“Although the majority randomly inserts the adjective ‘two’ in various places, it offers no reason at all why the two-person element of the core definition of marriage may be preserved while the man-woman element may not. Indeed, from the standpoint of history and tradition, a leap from opposite-sex marriage to same-sex marriage is much greater than one from a two-person union to plural unions, which have deep roots in some cultures around the world. If the majority is willing to take the big leap, it is hard to see how it can say no to the shorter one. It is striking how much of the majority’s reasoning would apply with equal force to the claim of a fundamental right to plural marriage.”
And, as WND reported in April, Justice Samuel Alito asked during oral arguments why four lawyers wouldn’t be allowed to marry if people of the same sex may do so.
Limbaugh also noted that in the 2003 Supreme Court case Lawrence v. Texas, Justice Antonin Scalia correctly predicted that the Supreme Court would soon hear a case on the constitutionality of same-sex marriage. Just as Scalia warned same-sex marriage was coming as a result of overturning Texas’ anti-sodomy law, Limbaugh said, Roberts is now warning that polygamy is right around the corner.
“Folks, you’ve gotta understand here: Supreme Court decisions create a lot of things. Precedents, new rules,” he said. “Now, animals? The one thing about animals is that even though a woman in the U.K. did marry her dog, animals cannot give consent, so that’s not a legitimate thing. An animal can’t consent to a marriage to its master. … I’m thinking that the line would be drawn there.”

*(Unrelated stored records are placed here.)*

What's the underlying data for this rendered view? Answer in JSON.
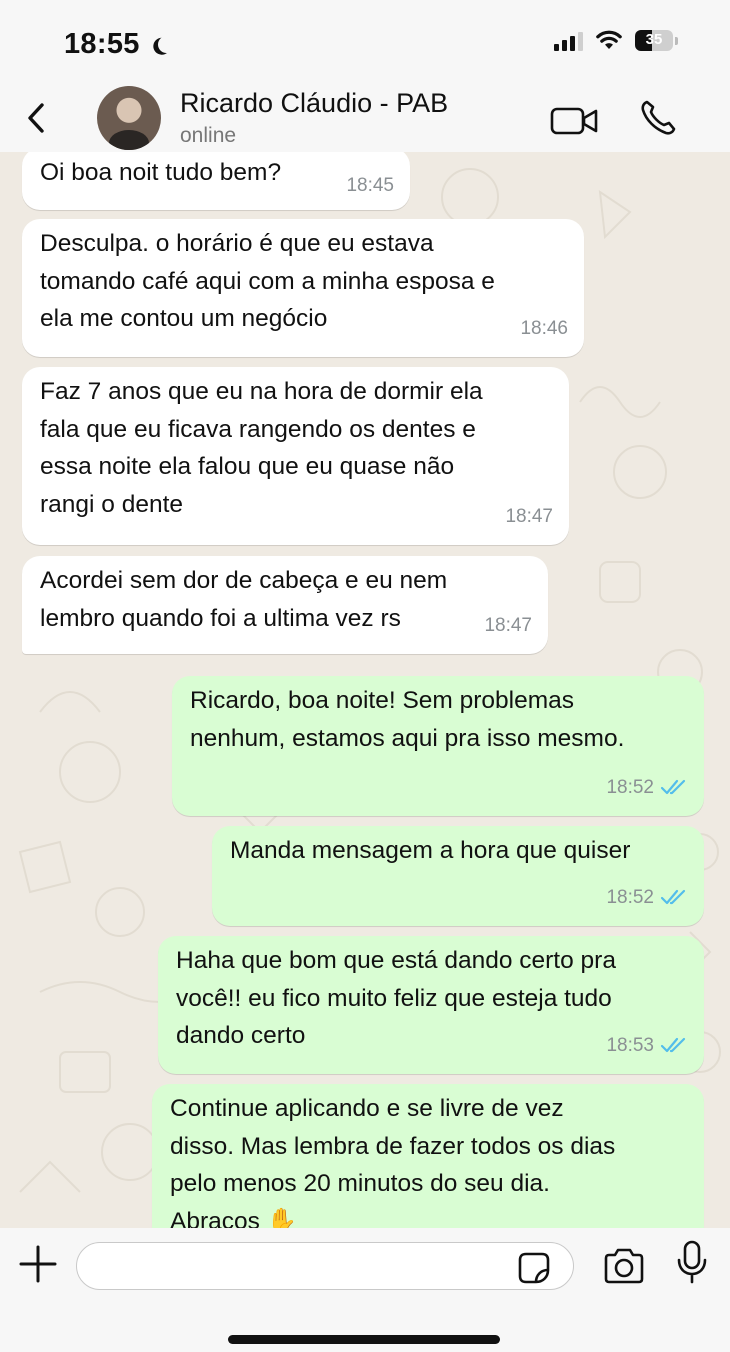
{
  "status_bar": {
    "time": "18:55",
    "battery_level": "35",
    "icons": [
      "moon-icon",
      "signal-icon",
      "wifi-icon",
      "battery-icon"
    ]
  },
  "header": {
    "contact_name": "Ricardo Cláudio - PAB",
    "status": "online",
    "icons": [
      "back-chevron-icon",
      "video-call-icon",
      "phone-icon"
    ]
  },
  "messages": [
    {
      "direction": "in",
      "text": "Oi boa noit tudo bem?",
      "time": "18:45"
    },
    {
      "direction": "in",
      "text": "Desculpa. o horário é que eu estava\ntomando café aqui com a minha esposa e\nela me contou um negócio",
      "time": "18:46"
    },
    {
      "direction": "in",
      "text": "Faz 7 anos que eu na hora de dormir ela\nfala que eu ficava rangendo os dentes e\nessa noite ela falou que eu quase não\nrangi o dente",
      "time": "18:47"
    },
    {
      "direction": "in",
      "text": "Acordei sem dor de cabeça e eu nem\nlembro quando foi a ultima vez rs",
      "time": "18:47"
    },
    {
      "direction": "out",
      "text": "Ricardo, boa noite! Sem problemas\nnenhum, estamos aqui pra isso mesmo.",
      "time": "18:52",
      "read": true
    },
    {
      "direction": "out",
      "text": "Manda mensagem a hora que quiser",
      "time": "18:52",
      "read": true
    },
    {
      "direction": "out",
      "text": "Haha que bom que está dando certo pra\nvocê!! eu fico muito feliz que esteja tudo\ndando certo",
      "time": "18:53",
      "read": true
    },
    {
      "direction": "out",
      "text": "Continue aplicando e se livre de vez\ndisso. Mas lembra de fazer todos os dias\npelo menos 20 minutos do seu dia.\nAbraços ✋",
      "time": "",
      "read": false
    }
  ],
  "input_bar": {
    "message_value": "",
    "icons": [
      "plus-icon",
      "sticker-icon",
      "camera-icon",
      "microphone-icon"
    ]
  },
  "colors": {
    "incoming_bubble": "#ffffff",
    "outgoing_bubble": "#d9fdd3",
    "read_ticks": "#53bdeb",
    "chat_wallpaper": "#efeae2"
  }
}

But then Limbaugh questioned even that assumption: “Actually, who the hell knows anymore?”